Q. Is it okay to leave snow chains on overnight?
There should be no issue leaving tire chains on overnight. They won’t damage your tires and it won’t compromise the fit of the chains themselves. If the temperature drops significantly overnight, give metal chains a chance to acclimate to the cold before driving extensively on them.
Q. Are tire chains legal in every state?
The law varies from state to state. Many allow them during certain periods of the year on certain roads.
Q. Can I use tire chains on any type of vehicle?
Be sure to check with the manufacturer's recommendations. Usually, cars that have little tire clearance are not good candidates for tire chains. There also may be other mechanical reasons why tire chains won't work on certain vehicle models.
Q. Do I need tire chains if my vehicle has antilock brakes?
Yes. Antilock braking systems prevent vehicles from skidding. ABS does not have anything to do with tire chains, which enable a driver to have more control over snow and ice.
Q. Are snow socks a good substitute for tire chains?
Snow socks are an alternative, but they may not be as effective as tire chains. This is especially true when hard-packed snow is involved. Vehicles with little tire clearance may benefit from snow socks instead of tire chains.
Q. Where do I find the size of my tires?
Information about your tires is on the tire sidewall above the rim. The first three digits indicate tire width. The second set of double digits indicates the tire height ratio. The third set of double digits indicate diameter.
Q. How thick should my tire chains be?
There needs to be enough clearance between your tire and the body of your vehicle. A typical passenger vehicle usually has a lot of clearance. SUVs, trucks, and minivans often have a little less clearance. Sports cars and vehicles that are lowered have the smallest amount of clearance and probably should not have tire chains on them.
Q. How many tire chains do I need?
It depends. Many people just use snow chains on the wheels that are used for traction.
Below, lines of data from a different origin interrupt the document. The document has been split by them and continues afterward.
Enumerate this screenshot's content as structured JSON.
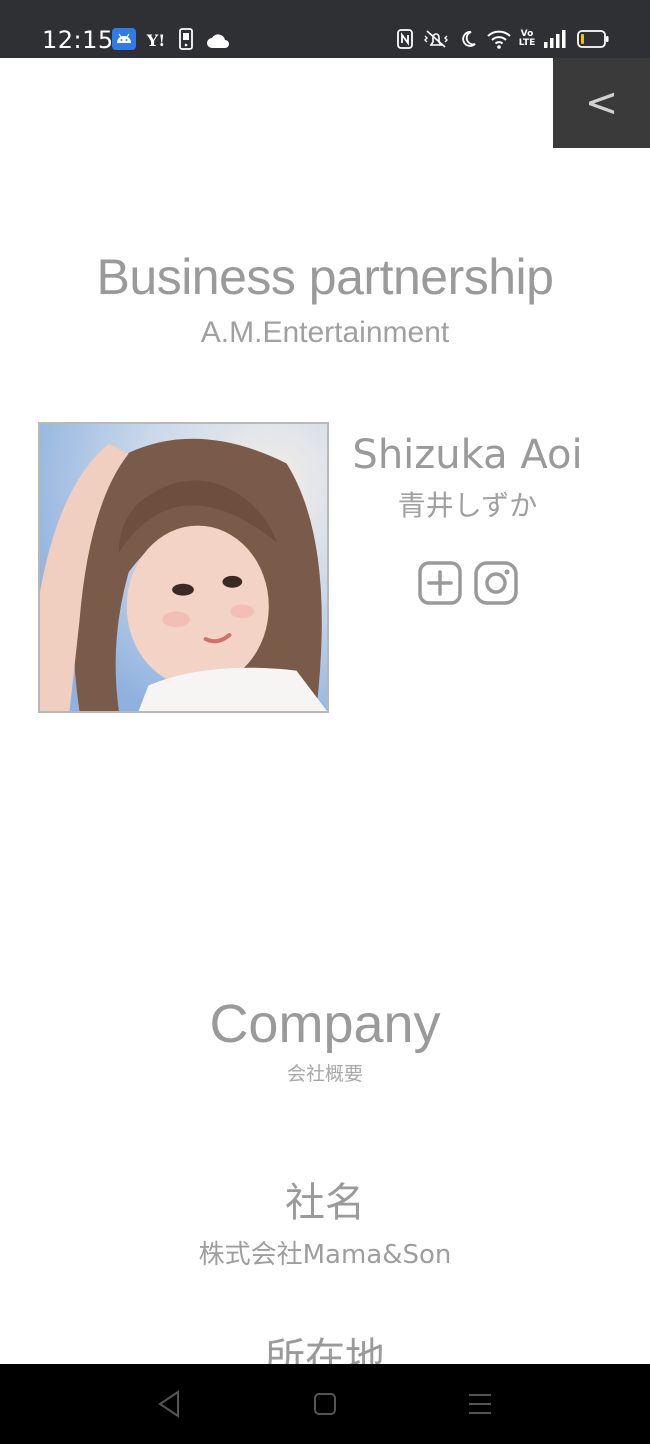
{
  "status_bar": {
    "time": "12:15",
    "left_icons": [
      "android-icon",
      "yahoo-icon",
      "phone-notification-icon",
      "cloud-icon"
    ],
    "right_icons": [
      "nfc-icon",
      "vibrate-icon",
      "moon-icon",
      "wifi-icon",
      "volte-icon",
      "signal-icon",
      "battery-icon"
    ],
    "yahoo_label": "Y!",
    "volte_label": "Vo LTE"
  },
  "header": {
    "back_label": "<"
  },
  "partnership": {
    "title": "Business partnership",
    "subtitle": "A.M.Entertainment"
  },
  "profile": {
    "name": "Shizuka Aoi",
    "name_jp": "青井しずか",
    "social": [
      "plus-square-icon",
      "instagram-icon"
    ]
  },
  "company": {
    "title": "Company",
    "subtitle": "会社概要",
    "fields": [
      {
        "label": "社名",
        "value": "株式会社Mama&Son"
      },
      {
        "label": "所在地",
        "value": ""
      }
    ]
  },
  "nav": {
    "buttons": [
      "back-triangle-icon",
      "home-square-icon",
      "menu-lines-icon"
    ]
  },
  "colors": {
    "status_bar_bg": "#2f3033",
    "back_button_bg": "#3a3a3a",
    "text_gray": "#9a9a9a",
    "nav_bg": "#000000"
  }
}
Ready to face that next big snowstorm with a quality set of tire chains? The Glacier 1042 Passenger Cable Tire Chain Set is rugged and durable, while the value of the Peerless Chain AutoTrac Passenger Chains ensures lasting benefits. There’s a winter traction solution out there for every vehicle, helping you stay safe on the road.